There are many benefits to hunting that are very well documented, the most notable being the financial contribution to conservation of wild animals. Hunting has been around since humans have been around, and is an important part of our history.  

2. Hunting is a direct form of assistance:

Hunting for food is used for survival purposes, but it also provides a supplemental income to many people in developing countries such as in Mexico and Africa.

The use of wildlife as a means to help out with survival is now known as ‘subsistence hunting’. The idea behind subsistence hunting is simple: it allows individuals living in remote areas to get food from the wilderness without causing harm because that’s where there’s food available.

Hunting keeps animals in check, allowing for fewer animals to live in the same habitat. Survival hunting is not related to sport hunting or trophy hunting. It’s a direct form of assistance because it sustains the lives of people who are in need of that kind of help.

Hunting helps maintain biodiversity in naturally wild areas by keeping animal populations from growing too large and spreading out over too much land habitat. 

3. Hunting as part of a recreational pastime:

Recreational hunting is done for pleasure and not for subsistence purposes. Trophy hunting occurs when hunters keep the trophy or carcass of an animal they have killed, such as a deer head with large antlers.

Hunting has been around for thousands of years. Most cultures have some form of hunting in its history. For example, the societies of the Southeast Asian islands relied on fishing, farming and hunting for food. Hunting is deeply ingrained into our cultural history and although most people no longer hunt for their own food, it’s still used as recreation today in many states and countries.

4. Hunting helps preserve natural species:

Hunting is part of the hunting technique that is used to control animals within their natural environment so that they do not end up spreading out over more land than they need to be in.

Because most animals are constantly moving around, the point of hunting them is to keep them in the area that they need to be in for maximum benefit for all members of the animal species.

5. Hunting provides non-consumptive benefits:

The idea behind non-consumptive use is that people can use nature in many different ways other than hunting or harming it.

A hunter’s choice to leave an animal alone doesn’t mean that there won’t be any meat or hide from it. There will always be someone there after them to harvest everything from it.

6. Hunting has a direct impact on the ecosystem:

Hunting plays a crucial part in conservation efforts by providing the “ecosystem services” that are needed in order to maintain the quality of soil, water, and habitats for non-human animals. These services include “nutrient recycling and decomposition of leaf litter by small mammals and invertebrates; insect pollination; seed dispersal; nutrient recycling; habitat modification by burrowing animals such as prairie dogs; maintenance of genetic diversity within species.”

One of the biggest reasons why hunting is considered so important to conservation efforts is its value as a collective good. Wildlife is not only used for food or fur, but has many other uses and benefits that affect the rest of the world.

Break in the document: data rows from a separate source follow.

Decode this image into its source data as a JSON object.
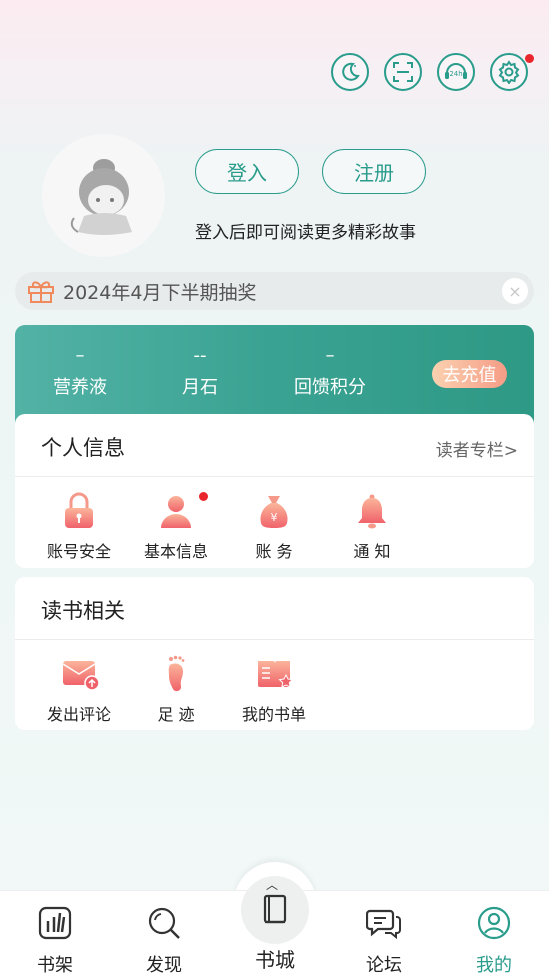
{
  "header": {
    "icons": [
      {
        "name": "night-mode-icon"
      },
      {
        "name": "scan-icon"
      },
      {
        "name": "customer-service-icon",
        "label": "24h"
      },
      {
        "name": "settings-icon",
        "has_badge": true
      }
    ]
  },
  "profile": {
    "login_label": "登入",
    "register_label": "注册",
    "hint": "登入后即可阅读更多精彩故事"
  },
  "lottery": {
    "text": "2024年4月下半期抽奖",
    "close_symbol": "×"
  },
  "wallet": {
    "stats": [
      {
        "value": "–",
        "label": "营养液"
      },
      {
        "value": "--",
        "label": "月石"
      },
      {
        "value": "–",
        "label": "回馈积分"
      }
    ],
    "recharge_label": "去充值"
  },
  "personal": {
    "title": "个人信息",
    "link": "读者专栏>",
    "items": [
      {
        "label": "账号安全",
        "icon": "lock-icon"
      },
      {
        "label": "基本信息",
        "icon": "user-icon",
        "has_badge": true
      },
      {
        "label": "账  务",
        "icon": "money-bag-icon"
      },
      {
        "label": "通  知",
        "icon": "bell-icon"
      }
    ]
  },
  "reading": {
    "title": "读书相关",
    "items": [
      {
        "label": "发出评论",
        "icon": "comment-mail-icon"
      },
      {
        "label": "足 迹",
        "icon": "footprint-icon"
      },
      {
        "label": "我的书单",
        "icon": "booklist-icon"
      }
    ]
  },
  "bottom_nav": {
    "items": [
      {
        "label": "书架",
        "icon": "bookshelf-icon"
      },
      {
        "label": "发现",
        "icon": "discover-icon"
      },
      {
        "label": "书城",
        "icon": "bookstore-icon"
      },
      {
        "label": "论坛",
        "icon": "forum-icon"
      },
      {
        "label": "我的",
        "icon": "profile-icon",
        "active": true
      }
    ],
    "active_color": "#2a9c8c"
  },
  "colors": {
    "accent": "#2a9c8c",
    "badge": "#e8262b",
    "icon_gradient_start": "#fbb59b",
    "icon_gradient_end": "#f0626a"
  }
}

The collective good of wildlife really cannot be put into words because it is so big in scope.

7. Hunting provides a form of sustenance to those who are economically disadvantaged:

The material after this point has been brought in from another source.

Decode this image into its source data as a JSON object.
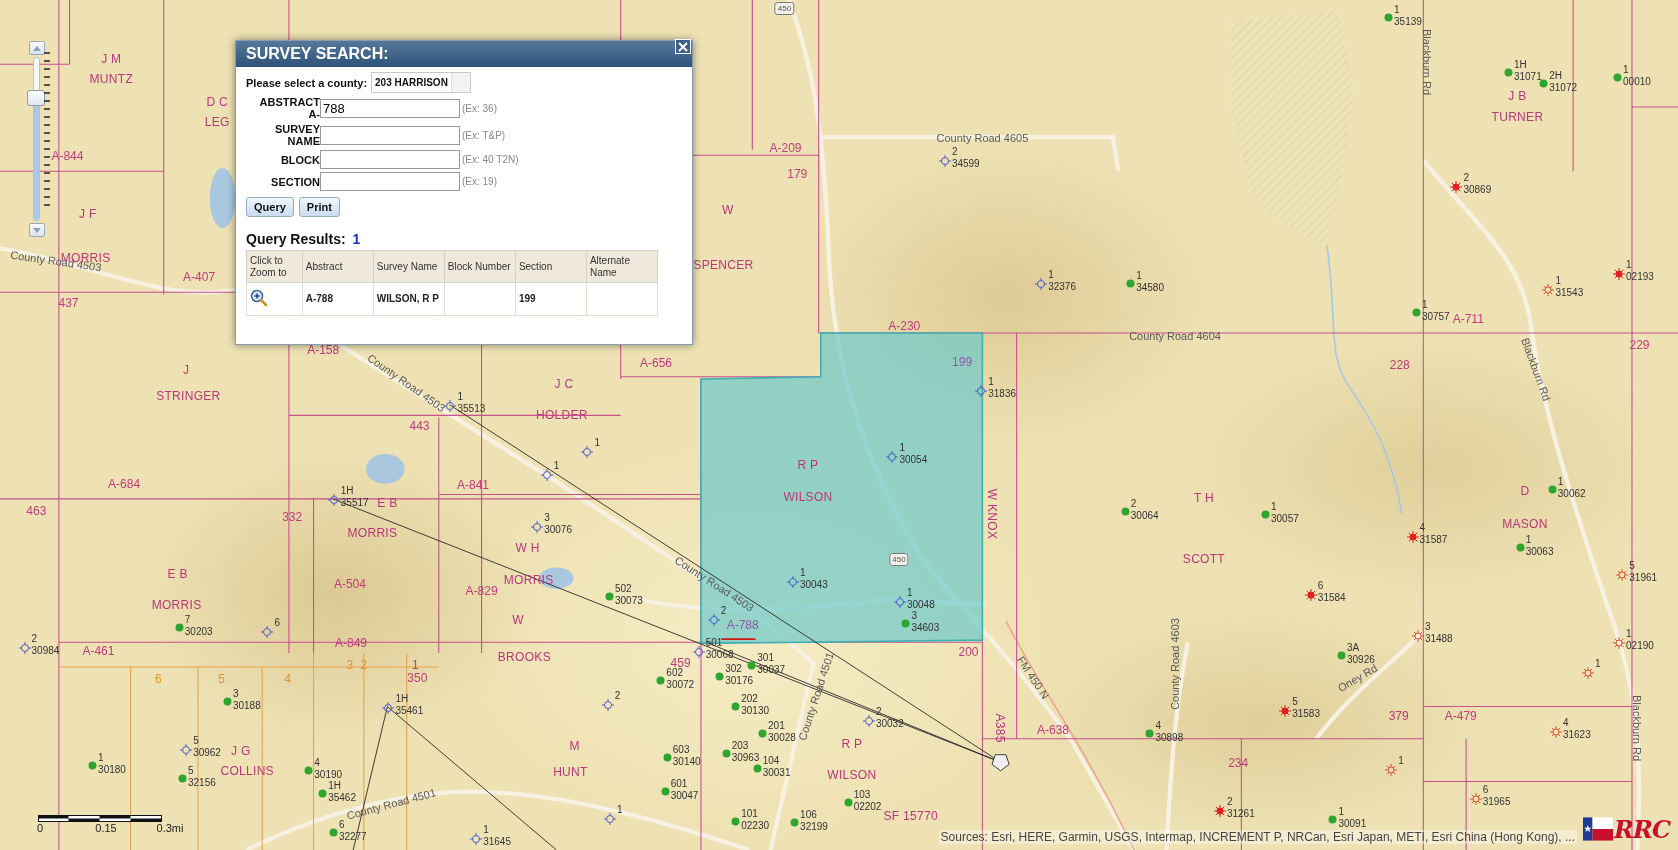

Hunting keeps people economically disadvantaged, providing them with a means to sustain themselves as well as their families.  

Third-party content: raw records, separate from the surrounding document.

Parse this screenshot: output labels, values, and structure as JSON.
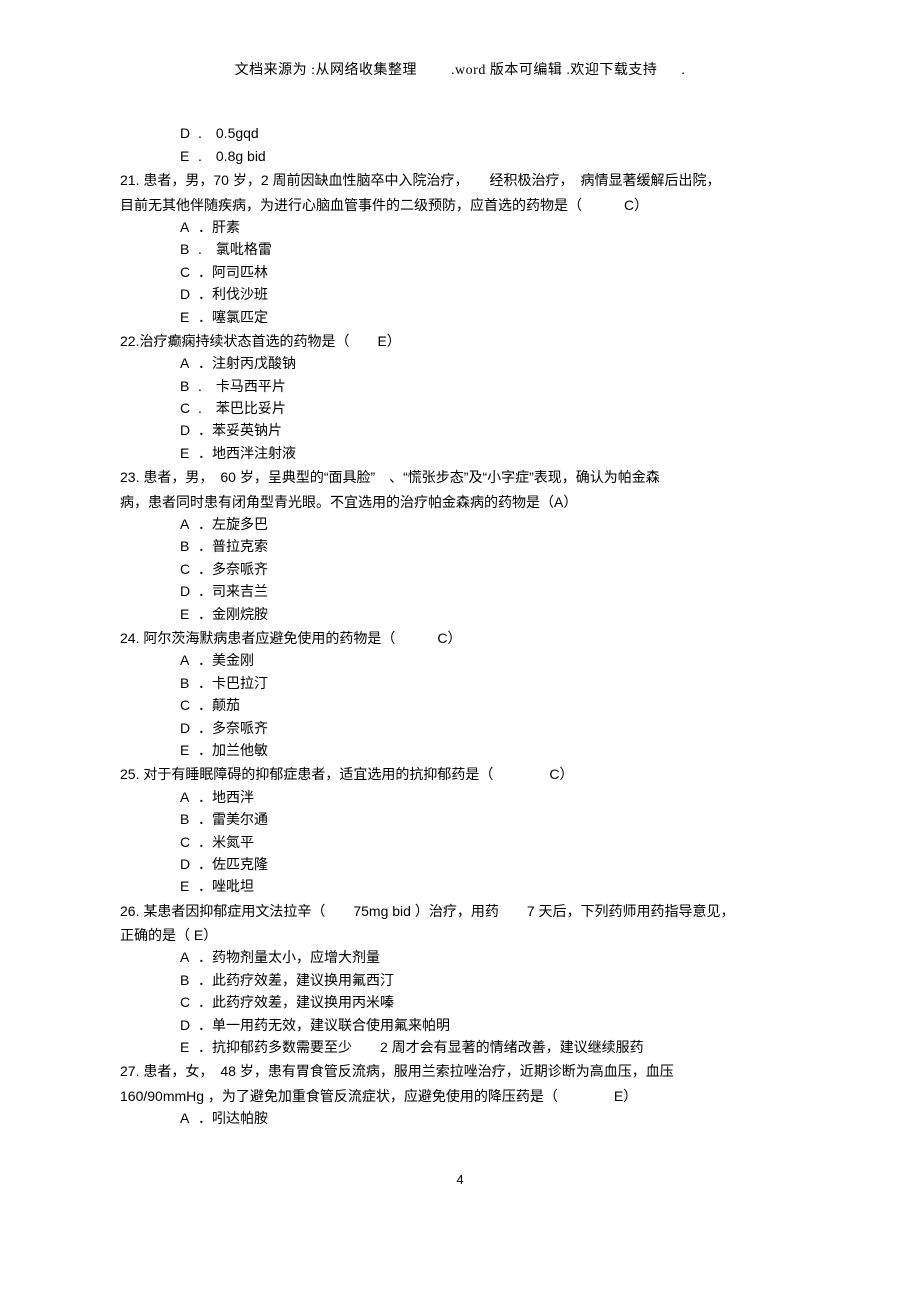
{
  "header": {
    "part1": "文档来源为 :从网络收集整理",
    "part2": ".word 版本可编辑 .欢迎下载支持",
    "part3": "."
  },
  "q20_options": {
    "D": "0.5gqd",
    "E": "0.8g bid"
  },
  "q21": {
    "line1": "21. 患者，男，70 岁，2 周前因缺血性脑卒中入院治疗，　　经积极治疗，　病情显著缓解后出院，",
    "line2": "目前无其他伴随疾病，为进行心脑血管事件的二级预防，应首选的药物是（　　　C）",
    "A": "肝素",
    "B": "氯吡格雷",
    "C": "阿司匹林",
    "D": "利伐沙班",
    "E": "噻氯匹定"
  },
  "q22": {
    "stem": "22.治疗癫痫持续状态首选的药物是（　　E）",
    "A": "注射丙戊酸钠",
    "B": "卡马西平片",
    "C": "苯巴比妥片",
    "D": "苯妥英钠片",
    "E": "地西泮注射液"
  },
  "q23": {
    "line1": "23. 患者，男，　60 岁，呈典型的“面具脸”　、“慌张步态”及“小字症”表现，确认为帕金森",
    "line2": "病，患者同时患有闭角型青光眼。不宜选用的治疗帕金森病的药物是（A）",
    "A": "左旋多巴",
    "B": "普拉克索",
    "C": "多奈哌齐",
    "D": "司来吉兰",
    "E": "金刚烷胺"
  },
  "q24": {
    "stem": "24. 阿尔茨海默病患者应避免使用的药物是（　　　C）",
    "A": "美金刚",
    "B": "卡巴拉汀",
    "C": "颠茄",
    "D": "多奈哌齐",
    "E": "加兰他敏"
  },
  "q25": {
    "stem": "25. 对于有睡眠障碍的抑郁症患者，适宜选用的抗抑郁药是（　　　　C）",
    "A": "地西泮",
    "B": "雷美尔通",
    "C": "米氮平",
    "D": "佐匹克隆",
    "E": "唑吡坦"
  },
  "q26": {
    "line1": "26. 某患者因抑郁症用文法拉辛（　　75mg bid ）治疗，用药　　7 天后，下列药师用药指导意见，",
    "line2": "正确的是（ E）",
    "A": "药物剂量太小，应增大剂量",
    "B": "此药疗效差，建议换用氟西汀",
    "C": "此药疗效差，建议换用丙米嗪",
    "D": "单一用药无效，建议联合使用氟来帕明",
    "E": "抗抑郁药多数需要至少　　2 周才会有显著的情绪改善，建议继续服药"
  },
  "q27": {
    "line1": "27. 患者，女，　48 岁，患有胃食管反流病，服用兰索拉唑治疗，近期诊断为高血压，血压",
    "line2": "160/90mmHg ，为了避免加重食管反流症状，应避免使用的降压药是（　　　　E）",
    "A": "吲达帕胺"
  },
  "footer": {
    "page": "4"
  }
}
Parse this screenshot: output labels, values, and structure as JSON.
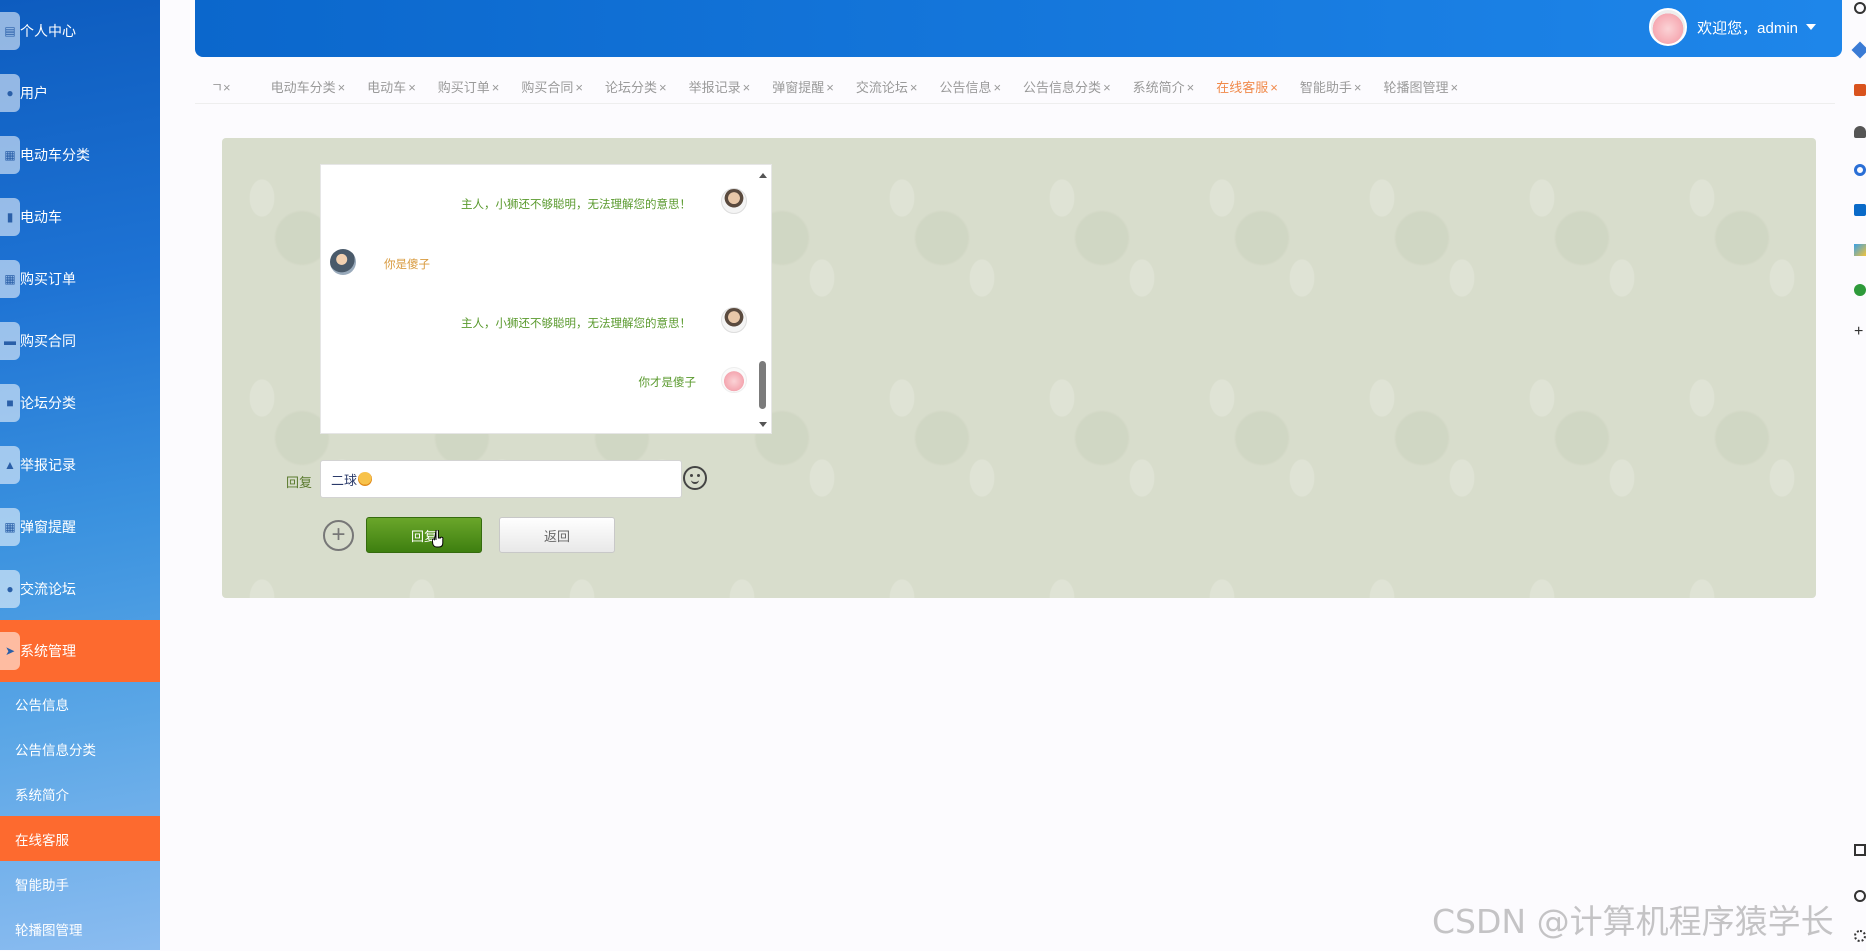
{
  "sidebar": {
    "items": [
      {
        "icon": "home-icon",
        "label": "个人中心"
      },
      {
        "icon": "user-icon",
        "label": "用户"
      },
      {
        "icon": "grid-icon",
        "label": "电动车分类"
      },
      {
        "icon": "file-icon",
        "label": "电动车"
      },
      {
        "icon": "grid-icon",
        "label": "购买订单"
      },
      {
        "icon": "chat-icon",
        "label": "购买合同"
      },
      {
        "icon": "square-icon",
        "label": "论坛分类"
      },
      {
        "icon": "home-icon",
        "label": "举报记录"
      },
      {
        "icon": "grid-icon",
        "label": "弹窗提醒"
      },
      {
        "icon": "bubble-icon",
        "label": "交流论坛"
      },
      {
        "icon": "send-icon",
        "label": "系统管理"
      }
    ],
    "sub_items": [
      "公告信息",
      "公告信息分类",
      "系统简介",
      "在线客服",
      "智能助手",
      "轮播图管理"
    ]
  },
  "header": {
    "welcome": "欢迎您，admin"
  },
  "tabs": [
    "电动车分类",
    "电动车",
    "购买订单",
    "购买合同",
    "论坛分类",
    "举报记录",
    "弹窗提醒",
    "交流论坛",
    "公告信息",
    "公告信息分类",
    "系统简介",
    "在线客服",
    "智能助手",
    "轮播图管理"
  ],
  "tab_close": "×",
  "chat": {
    "messages": [
      {
        "side": "right",
        "text": "主人，小狮还不够聪明，无法理解您的意思！"
      },
      {
        "side": "left",
        "text": "你是傻子"
      },
      {
        "side": "right",
        "text": "主人，小狮还不够聪明，无法理解您的意思！"
      },
      {
        "side": "right",
        "text": "你才是傻子"
      }
    ]
  },
  "reply": {
    "label": "回复",
    "value": "二球",
    "reply_button": "回复",
    "back_button": "返回"
  },
  "watermark": "CSDN @计算机程序猿学长",
  "colors": {
    "sidebar_active": "#fd6a2f",
    "header": "#1577dd",
    "reply_button": "#4f8f1c",
    "active_tab": "#f08a4b"
  }
}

Those who hunt for their family’s food, or themselves can have social obligations when it comes to assisting others around them to have enough food because there are not always available resources to go around.

Aaron Finch
There are many labels that could be given to describe me, but one thing’s for certain: I am an entrepreneur with passion. Whether it's building websites and social media campaigns for new businesses or traveling the world on business trips - being entrepreneurs means constantly looking at yourself in a different light so as not get bored of your own success!